● What you should do
Whatever the data contains, copy all of it exactly.
::: Data for processing :::
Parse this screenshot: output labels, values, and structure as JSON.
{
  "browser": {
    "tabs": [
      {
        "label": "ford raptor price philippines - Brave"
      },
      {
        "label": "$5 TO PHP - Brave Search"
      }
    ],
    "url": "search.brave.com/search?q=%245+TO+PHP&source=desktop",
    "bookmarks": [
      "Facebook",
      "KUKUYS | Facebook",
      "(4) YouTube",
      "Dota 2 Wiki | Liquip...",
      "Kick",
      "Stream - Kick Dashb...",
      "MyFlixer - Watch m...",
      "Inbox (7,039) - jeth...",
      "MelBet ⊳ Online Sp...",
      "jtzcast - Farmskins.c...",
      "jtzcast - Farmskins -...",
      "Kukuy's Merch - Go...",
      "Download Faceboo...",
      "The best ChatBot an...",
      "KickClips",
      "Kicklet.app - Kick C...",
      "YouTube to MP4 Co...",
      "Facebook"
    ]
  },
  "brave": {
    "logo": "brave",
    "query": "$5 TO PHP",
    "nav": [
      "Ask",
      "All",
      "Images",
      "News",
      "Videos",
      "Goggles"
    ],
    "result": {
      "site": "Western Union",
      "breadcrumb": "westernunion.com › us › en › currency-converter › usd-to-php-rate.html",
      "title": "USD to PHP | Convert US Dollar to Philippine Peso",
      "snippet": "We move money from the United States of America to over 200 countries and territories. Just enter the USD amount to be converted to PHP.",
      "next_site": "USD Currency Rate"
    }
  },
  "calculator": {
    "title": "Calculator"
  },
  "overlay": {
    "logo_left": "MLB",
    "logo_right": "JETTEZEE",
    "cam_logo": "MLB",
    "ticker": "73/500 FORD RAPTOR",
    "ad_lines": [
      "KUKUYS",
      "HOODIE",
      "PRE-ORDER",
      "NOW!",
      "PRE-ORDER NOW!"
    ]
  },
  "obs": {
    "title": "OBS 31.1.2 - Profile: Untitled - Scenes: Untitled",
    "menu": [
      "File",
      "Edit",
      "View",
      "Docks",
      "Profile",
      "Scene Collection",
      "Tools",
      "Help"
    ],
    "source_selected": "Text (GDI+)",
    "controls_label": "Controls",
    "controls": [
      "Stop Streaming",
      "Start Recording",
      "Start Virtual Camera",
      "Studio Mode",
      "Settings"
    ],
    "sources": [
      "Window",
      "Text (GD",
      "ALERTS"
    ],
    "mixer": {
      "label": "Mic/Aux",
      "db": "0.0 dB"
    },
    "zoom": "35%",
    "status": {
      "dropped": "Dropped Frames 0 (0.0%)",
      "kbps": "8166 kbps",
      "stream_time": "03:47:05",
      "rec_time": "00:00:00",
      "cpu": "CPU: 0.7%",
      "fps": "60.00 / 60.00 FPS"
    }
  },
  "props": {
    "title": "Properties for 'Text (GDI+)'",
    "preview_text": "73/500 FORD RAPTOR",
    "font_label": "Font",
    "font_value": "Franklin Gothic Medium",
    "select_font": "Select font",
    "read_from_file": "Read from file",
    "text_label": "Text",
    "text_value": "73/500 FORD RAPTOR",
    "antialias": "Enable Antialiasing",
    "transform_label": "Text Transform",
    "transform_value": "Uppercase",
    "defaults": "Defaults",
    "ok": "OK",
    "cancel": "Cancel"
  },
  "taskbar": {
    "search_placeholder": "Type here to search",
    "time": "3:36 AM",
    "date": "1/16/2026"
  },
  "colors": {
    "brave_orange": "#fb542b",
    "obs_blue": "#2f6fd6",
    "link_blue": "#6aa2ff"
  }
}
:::
● Result of the task
Parse this screenshot: output labels, values, and structure as JSON.
{
  "browser": {
    "tabs": [
      {
        "label": "ford raptor price philippines - Brave"
      },
      {
        "label": "$5 TO PHP - Brave Search"
      }
    ],
    "url": "search.brave.com/search?q=%245+TO+PHP&source=desktop",
    "bookmarks": [
      "Facebook",
      "KUKUYS | Facebook",
      "(4) YouTube",
      "Dota 2 Wiki | Liquip...",
      "Kick",
      "Stream - Kick Dashb...",
      "MyFlixer - Watch m...",
      "Inbox (7,039) - jeth...",
      "MelBet ⊳ Online Sp...",
      "jtzcast - Farmskins.c...",
      "jtzcast - Farmskins -...",
      "Kukuy's Merch - Go...",
      "Download Faceboo...",
      "The best ChatBot an...",
      "KickClips",
      "Kicklet.app - Kick C...",
      "YouTube to MP4 Co...",
      "Facebook"
    ]
  },
  "brave": {
    "logo": "brave",
    "query": "$5 TO PHP",
    "nav": [
      "Ask",
      "All",
      "Images",
      "News",
      "Videos",
      "Goggles"
    ],
    "result": {
      "site": "Western Union",
      "breadcrumb": "westernunion.com › us › en › currency-converter › usd-to-php-rate.html",
      "title": "USD to PHP | Convert US Dollar to Philippine Peso",
      "snippet": "We move money from the United States of America to over 200 countries and territories. Just enter the USD amount to be converted to PHP.",
      "next_site": "USD Currency Rate"
    }
  },
  "calculator": {
    "title": "Calculator"
  },
  "overlay": {
    "logo_left": "MLB",
    "logo_right": "JETTEZEE",
    "cam_logo": "MLB",
    "ticker": "73/500 FORD RAPTOR",
    "ad_lines": [
      "KUKUYS",
      "HOODIE",
      "PRE-ORDER",
      "NOW!",
      "PRE-ORDER NOW!"
    ]
  },
  "obs": {
    "title": "OBS 31.1.2 - Profile: Untitled - Scenes: Untitled",
    "menu": [
      "File",
      "Edit",
      "View",
      "Docks",
      "Profile",
      "Scene Collection",
      "Tools",
      "Help"
    ],
    "source_selected": "Text (GDI+)",
    "controls_label": "Controls",
    "controls": [
      "Stop Streaming",
      "Start Recording",
      "Start Virtual Camera",
      "Studio Mode",
      "Settings"
    ],
    "sources": [
      "Window",
      "Text (GD",
      "ALERTS"
    ],
    "mixer": {
      "label": "Mic/Aux",
      "db": "0.0 dB"
    },
    "zoom": "35%",
    "status": {
      "dropped": "Dropped Frames 0 (0.0%)",
      "kbps": "8166 kbps",
      "stream_time": "03:47:05",
      "rec_time": "00:00:00",
      "cpu": "CPU: 0.7%",
      "fps": "60.00 / 60.00 FPS"
    }
  },
  "props": {
    "title": "Properties for 'Text (GDI+)'",
    "preview_text": "73/500 FORD RAPTOR",
    "font_label": "Font",
    "font_value": "Franklin Gothic Medium",
    "select_font": "Select font",
    "read_from_file": "Read from file",
    "text_label": "Text",
    "text_value": "73/500 FORD RAPTOR",
    "antialias": "Enable Antialiasing",
    "transform_label": "Text Transform",
    "transform_value": "Uppercase",
    "defaults": "Defaults",
    "ok": "OK",
    "cancel": "Cancel"
  },
  "taskbar": {
    "search_placeholder": "Type here to search",
    "time": "3:36 AM",
    "date": "1/16/2026"
  },
  "colors": {
    "brave_orange": "#fb542b",
    "obs_blue": "#2f6fd6",
    "link_blue": "#6aa2ff"
  }
}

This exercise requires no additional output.